■ **Problem requirements**:
Whenever the word "Output" turns up in a line below, that line should be copied.

········

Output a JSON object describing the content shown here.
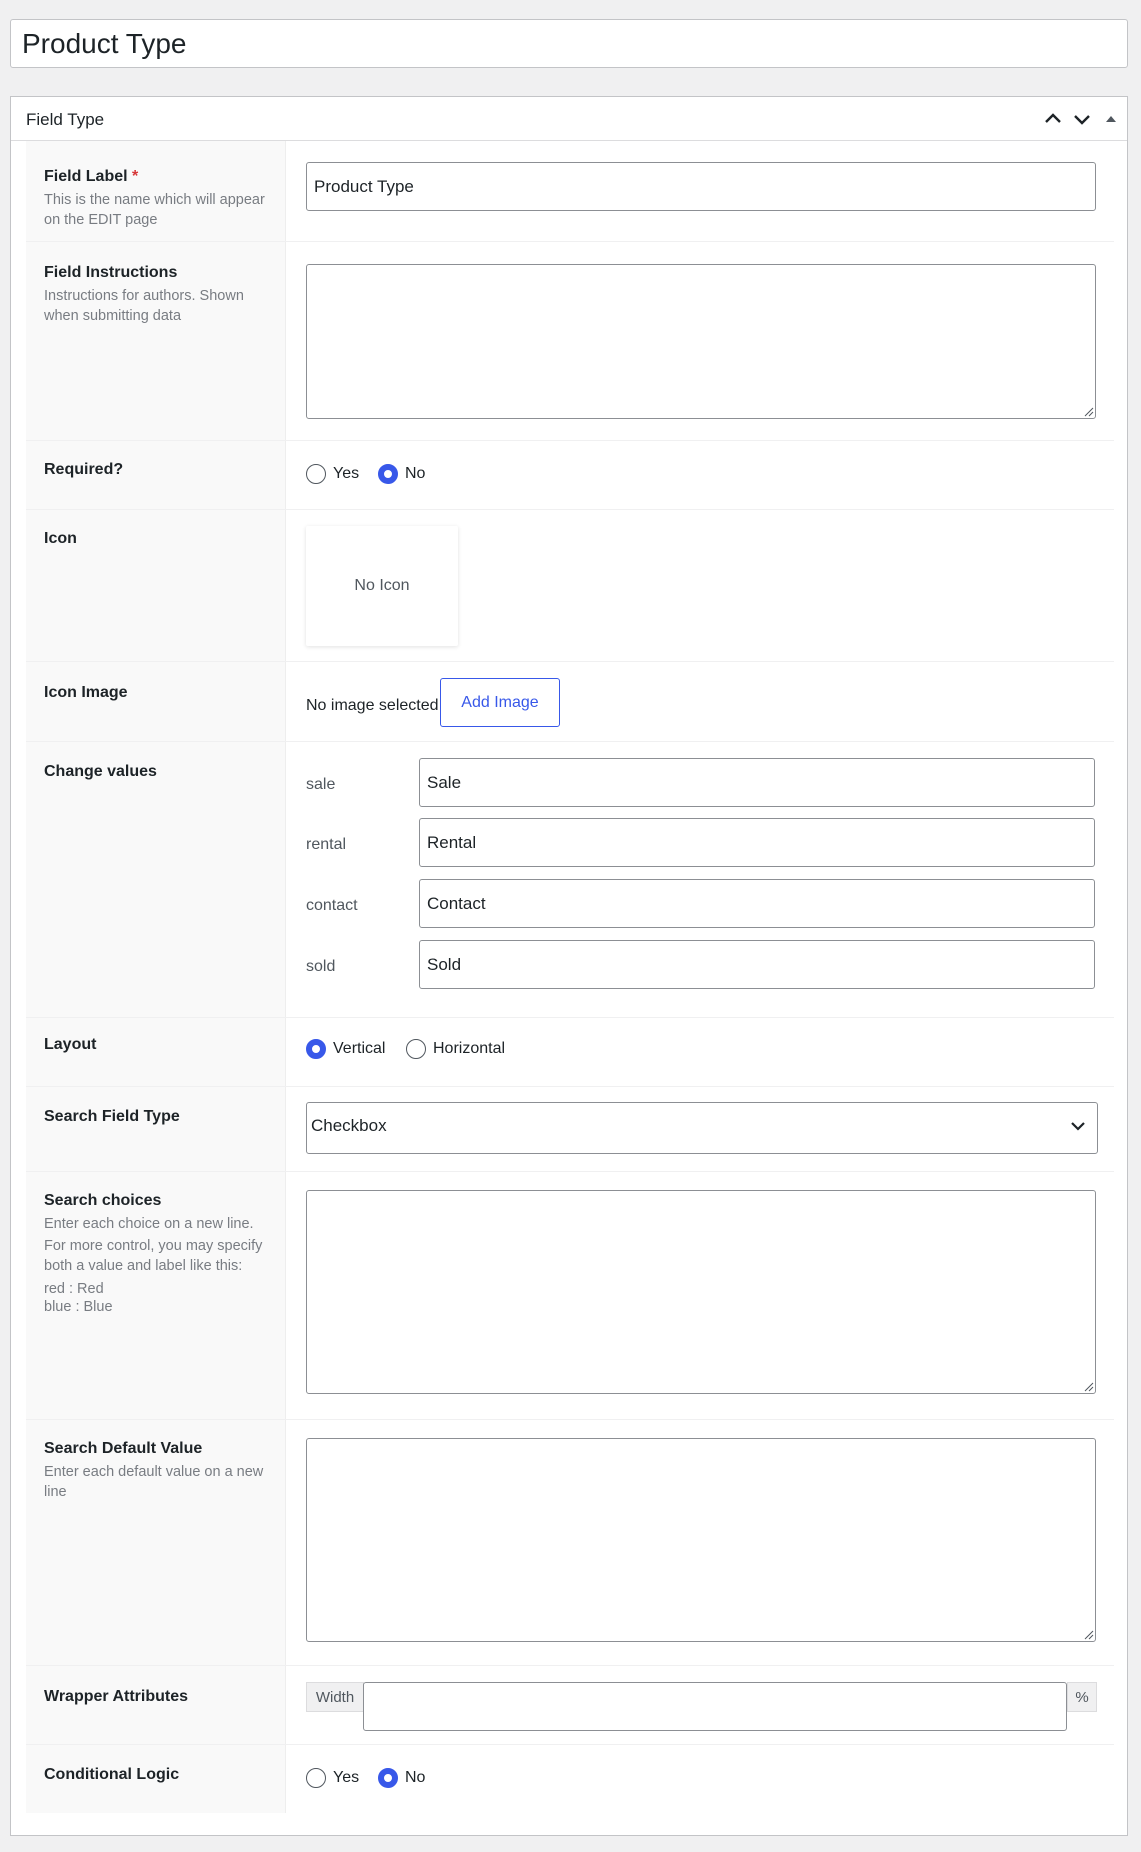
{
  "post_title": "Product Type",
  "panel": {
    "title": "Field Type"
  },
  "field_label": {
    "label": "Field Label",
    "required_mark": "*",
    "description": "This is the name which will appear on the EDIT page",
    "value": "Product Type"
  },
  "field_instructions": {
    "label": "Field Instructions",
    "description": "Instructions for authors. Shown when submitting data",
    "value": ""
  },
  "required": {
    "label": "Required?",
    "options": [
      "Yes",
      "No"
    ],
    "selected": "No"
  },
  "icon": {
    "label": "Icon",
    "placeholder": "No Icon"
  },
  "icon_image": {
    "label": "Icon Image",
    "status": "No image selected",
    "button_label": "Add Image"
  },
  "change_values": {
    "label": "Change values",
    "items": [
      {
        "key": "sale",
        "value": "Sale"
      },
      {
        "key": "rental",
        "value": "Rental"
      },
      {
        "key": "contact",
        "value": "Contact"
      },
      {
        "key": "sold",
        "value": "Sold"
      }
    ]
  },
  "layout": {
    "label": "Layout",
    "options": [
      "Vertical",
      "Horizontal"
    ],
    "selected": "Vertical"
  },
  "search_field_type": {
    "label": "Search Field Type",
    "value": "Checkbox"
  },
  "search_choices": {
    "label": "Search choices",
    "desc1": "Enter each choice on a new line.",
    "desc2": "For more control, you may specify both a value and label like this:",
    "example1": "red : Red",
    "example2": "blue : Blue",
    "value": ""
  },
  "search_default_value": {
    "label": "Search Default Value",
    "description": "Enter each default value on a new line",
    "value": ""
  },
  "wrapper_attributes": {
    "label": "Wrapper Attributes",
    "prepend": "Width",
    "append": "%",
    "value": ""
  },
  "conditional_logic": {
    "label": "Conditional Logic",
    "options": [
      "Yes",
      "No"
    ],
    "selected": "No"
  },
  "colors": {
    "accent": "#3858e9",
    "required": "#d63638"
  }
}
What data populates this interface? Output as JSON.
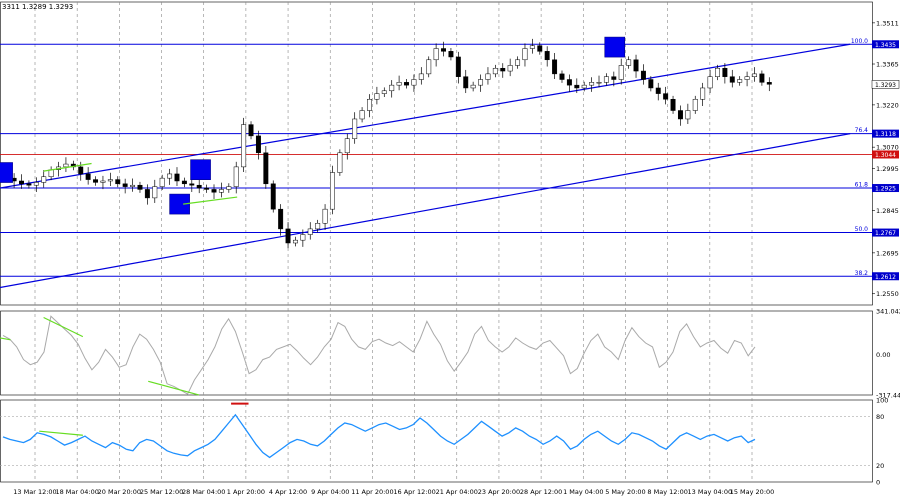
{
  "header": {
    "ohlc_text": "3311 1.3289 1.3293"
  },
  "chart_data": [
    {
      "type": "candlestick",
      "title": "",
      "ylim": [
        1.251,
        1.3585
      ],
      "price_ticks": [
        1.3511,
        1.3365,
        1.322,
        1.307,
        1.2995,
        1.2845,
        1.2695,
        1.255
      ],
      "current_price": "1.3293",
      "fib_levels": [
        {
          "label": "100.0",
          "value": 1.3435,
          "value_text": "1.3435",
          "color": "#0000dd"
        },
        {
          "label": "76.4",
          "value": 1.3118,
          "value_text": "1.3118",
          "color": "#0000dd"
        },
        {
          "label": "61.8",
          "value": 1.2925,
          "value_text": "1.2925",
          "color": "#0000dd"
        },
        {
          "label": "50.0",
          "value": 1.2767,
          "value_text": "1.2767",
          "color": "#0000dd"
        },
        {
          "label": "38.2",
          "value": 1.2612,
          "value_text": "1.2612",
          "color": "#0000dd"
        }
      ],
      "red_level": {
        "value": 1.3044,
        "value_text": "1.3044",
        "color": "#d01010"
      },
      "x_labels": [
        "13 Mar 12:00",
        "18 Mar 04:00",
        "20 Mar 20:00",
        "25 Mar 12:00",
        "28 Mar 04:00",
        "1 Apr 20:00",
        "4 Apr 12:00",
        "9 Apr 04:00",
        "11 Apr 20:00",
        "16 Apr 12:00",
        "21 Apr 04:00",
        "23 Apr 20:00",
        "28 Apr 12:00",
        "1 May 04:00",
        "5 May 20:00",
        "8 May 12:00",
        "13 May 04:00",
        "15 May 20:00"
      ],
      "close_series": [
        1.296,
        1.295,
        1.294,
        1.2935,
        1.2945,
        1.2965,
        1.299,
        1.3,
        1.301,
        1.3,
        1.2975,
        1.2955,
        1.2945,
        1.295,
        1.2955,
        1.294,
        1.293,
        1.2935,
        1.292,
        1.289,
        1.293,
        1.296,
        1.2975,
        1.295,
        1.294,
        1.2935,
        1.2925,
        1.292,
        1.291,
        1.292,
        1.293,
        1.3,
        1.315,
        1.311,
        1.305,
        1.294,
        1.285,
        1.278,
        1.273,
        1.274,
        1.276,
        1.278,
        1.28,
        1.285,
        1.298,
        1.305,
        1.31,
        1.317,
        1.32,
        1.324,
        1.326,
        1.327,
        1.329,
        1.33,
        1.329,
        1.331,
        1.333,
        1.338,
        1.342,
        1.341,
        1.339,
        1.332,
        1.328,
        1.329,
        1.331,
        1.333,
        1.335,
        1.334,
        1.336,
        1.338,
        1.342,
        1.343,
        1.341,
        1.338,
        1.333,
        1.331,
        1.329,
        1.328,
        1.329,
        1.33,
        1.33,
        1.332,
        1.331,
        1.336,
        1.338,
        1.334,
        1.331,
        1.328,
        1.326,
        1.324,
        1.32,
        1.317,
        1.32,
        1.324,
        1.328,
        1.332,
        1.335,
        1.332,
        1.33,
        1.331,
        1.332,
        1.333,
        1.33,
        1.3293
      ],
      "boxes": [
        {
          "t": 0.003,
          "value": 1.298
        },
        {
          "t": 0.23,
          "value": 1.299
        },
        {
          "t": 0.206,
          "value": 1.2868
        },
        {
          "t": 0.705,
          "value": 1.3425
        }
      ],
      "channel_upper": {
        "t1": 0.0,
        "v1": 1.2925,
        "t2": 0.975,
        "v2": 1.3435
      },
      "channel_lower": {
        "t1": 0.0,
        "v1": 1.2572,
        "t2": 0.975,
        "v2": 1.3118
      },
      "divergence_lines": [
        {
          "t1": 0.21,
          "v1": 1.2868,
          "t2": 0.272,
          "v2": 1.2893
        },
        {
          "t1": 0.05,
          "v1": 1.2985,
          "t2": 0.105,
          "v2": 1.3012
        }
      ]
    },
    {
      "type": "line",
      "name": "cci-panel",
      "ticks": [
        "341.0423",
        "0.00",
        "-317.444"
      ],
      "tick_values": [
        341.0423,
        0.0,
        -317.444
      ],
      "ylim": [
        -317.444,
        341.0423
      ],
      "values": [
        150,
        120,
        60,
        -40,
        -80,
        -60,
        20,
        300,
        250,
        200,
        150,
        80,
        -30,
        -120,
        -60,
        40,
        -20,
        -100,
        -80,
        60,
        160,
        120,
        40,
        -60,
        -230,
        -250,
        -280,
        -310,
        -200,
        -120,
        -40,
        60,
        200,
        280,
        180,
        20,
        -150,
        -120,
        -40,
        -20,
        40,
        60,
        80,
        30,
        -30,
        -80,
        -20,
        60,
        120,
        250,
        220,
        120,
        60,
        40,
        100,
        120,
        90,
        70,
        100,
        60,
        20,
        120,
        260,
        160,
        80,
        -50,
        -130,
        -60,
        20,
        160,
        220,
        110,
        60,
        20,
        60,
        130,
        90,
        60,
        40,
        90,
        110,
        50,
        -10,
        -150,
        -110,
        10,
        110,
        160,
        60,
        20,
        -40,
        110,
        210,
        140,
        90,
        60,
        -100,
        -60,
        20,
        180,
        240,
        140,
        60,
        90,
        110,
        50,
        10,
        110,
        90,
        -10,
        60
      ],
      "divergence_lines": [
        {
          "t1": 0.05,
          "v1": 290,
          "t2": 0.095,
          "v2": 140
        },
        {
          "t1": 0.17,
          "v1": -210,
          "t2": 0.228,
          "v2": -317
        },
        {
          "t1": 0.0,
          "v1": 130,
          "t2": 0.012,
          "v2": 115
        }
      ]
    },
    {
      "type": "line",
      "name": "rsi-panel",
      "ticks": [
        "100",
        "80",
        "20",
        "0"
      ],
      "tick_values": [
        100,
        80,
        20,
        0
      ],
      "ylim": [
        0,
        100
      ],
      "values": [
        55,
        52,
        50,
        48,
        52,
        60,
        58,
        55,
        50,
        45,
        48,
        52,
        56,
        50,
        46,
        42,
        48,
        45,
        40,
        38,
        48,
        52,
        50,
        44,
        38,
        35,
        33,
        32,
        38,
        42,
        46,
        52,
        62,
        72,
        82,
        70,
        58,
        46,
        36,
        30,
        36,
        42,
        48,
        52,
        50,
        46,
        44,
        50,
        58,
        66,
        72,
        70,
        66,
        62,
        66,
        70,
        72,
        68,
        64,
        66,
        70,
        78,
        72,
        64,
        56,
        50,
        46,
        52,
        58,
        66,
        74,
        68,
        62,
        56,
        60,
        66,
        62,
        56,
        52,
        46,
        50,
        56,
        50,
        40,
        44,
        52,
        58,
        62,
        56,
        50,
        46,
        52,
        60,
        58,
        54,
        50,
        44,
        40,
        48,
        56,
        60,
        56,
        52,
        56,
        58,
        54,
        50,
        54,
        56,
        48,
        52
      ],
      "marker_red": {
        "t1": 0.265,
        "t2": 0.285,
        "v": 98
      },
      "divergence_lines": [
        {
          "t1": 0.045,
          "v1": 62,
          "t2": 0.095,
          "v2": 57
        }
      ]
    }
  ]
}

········

■ **Response to the exercise**:
Output a JSON object describing the content shown here.
What data populates this interface? Output as JSON.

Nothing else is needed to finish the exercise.